** DATA SECTION follows **

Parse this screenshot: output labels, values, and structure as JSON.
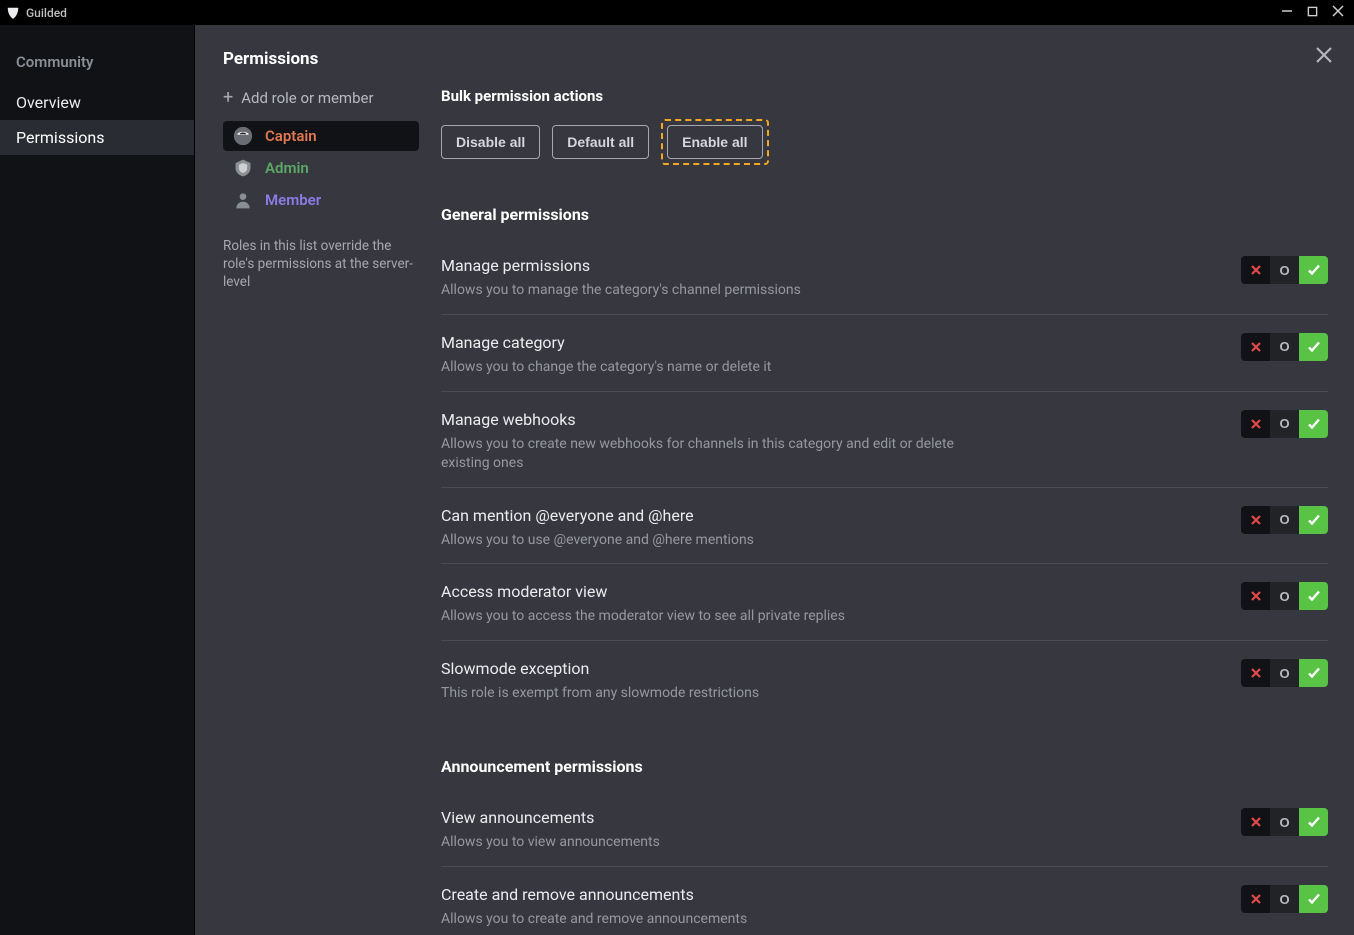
{
  "app": {
    "name": "Guilded"
  },
  "sidebar": {
    "section_label": "Community",
    "items": [
      {
        "label": "Overview"
      },
      {
        "label": "Permissions"
      }
    ]
  },
  "page": {
    "title": "Permissions",
    "add_role_label": "Add role or member",
    "roles": [
      {
        "name": "Captain"
      },
      {
        "name": "Admin"
      },
      {
        "name": "Member"
      }
    ],
    "role_note": "Roles in this list override the role's permissions at the server-level"
  },
  "bulk": {
    "title": "Bulk permission actions",
    "disable": "Disable all",
    "default": "Default all",
    "enable": "Enable all"
  },
  "sections": [
    {
      "title": "General permissions",
      "perms": [
        {
          "name": "Manage permissions",
          "desc": "Allows you to manage the category's channel permissions",
          "state": "allow"
        },
        {
          "name": "Manage category",
          "desc": "Allows you to change the category's name or delete it",
          "state": "allow"
        },
        {
          "name": "Manage webhooks",
          "desc": "Allows you to create new webhooks for channels in this category and edit or delete existing ones",
          "state": "allow"
        },
        {
          "name": "Can mention @everyone and @here",
          "desc": "Allows you to use @everyone and @here mentions",
          "state": "allow"
        },
        {
          "name": "Access moderator view",
          "desc": "Allows you to access the moderator view to see all private replies",
          "state": "allow"
        },
        {
          "name": "Slowmode exception",
          "desc": "This role is exempt from any slowmode restrictions",
          "state": "allow"
        }
      ]
    },
    {
      "title": "Announcement permissions",
      "perms": [
        {
          "name": "View announcements",
          "desc": "Allows you to view announcements",
          "state": "allow"
        },
        {
          "name": "Create and remove announcements",
          "desc": "Allows you to create and remove announcements",
          "state": "allow"
        }
      ]
    }
  ]
}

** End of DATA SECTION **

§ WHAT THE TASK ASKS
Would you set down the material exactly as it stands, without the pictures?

§ RESULT FOR THIS EXERCISE
Parse this screenshot: output labels, values, and structure as JSON.
{
  "app": {
    "name": "Guilded"
  },
  "sidebar": {
    "section_label": "Community",
    "items": [
      {
        "label": "Overview"
      },
      {
        "label": "Permissions"
      }
    ]
  },
  "page": {
    "title": "Permissions",
    "add_role_label": "Add role or member",
    "roles": [
      {
        "name": "Captain"
      },
      {
        "name": "Admin"
      },
      {
        "name": "Member"
      }
    ],
    "role_note": "Roles in this list override the role's permissions at the server-level"
  },
  "bulk": {
    "title": "Bulk permission actions",
    "disable": "Disable all",
    "default": "Default all",
    "enable": "Enable all"
  },
  "sections": [
    {
      "title": "General permissions",
      "perms": [
        {
          "name": "Manage permissions",
          "desc": "Allows you to manage the category's channel permissions",
          "state": "allow"
        },
        {
          "name": "Manage category",
          "desc": "Allows you to change the category's name or delete it",
          "state": "allow"
        },
        {
          "name": "Manage webhooks",
          "desc": "Allows you to create new webhooks for channels in this category and edit or delete existing ones",
          "state": "allow"
        },
        {
          "name": "Can mention @everyone and @here",
          "desc": "Allows you to use @everyone and @here mentions",
          "state": "allow"
        },
        {
          "name": "Access moderator view",
          "desc": "Allows you to access the moderator view to see all private replies",
          "state": "allow"
        },
        {
          "name": "Slowmode exception",
          "desc": "This role is exempt from any slowmode restrictions",
          "state": "allow"
        }
      ]
    },
    {
      "title": "Announcement permissions",
      "perms": [
        {
          "name": "View announcements",
          "desc": "Allows you to view announcements",
          "state": "allow"
        },
        {
          "name": "Create and remove announcements",
          "desc": "Allows you to create and remove announcements",
          "state": "allow"
        }
      ]
    }
  ]
}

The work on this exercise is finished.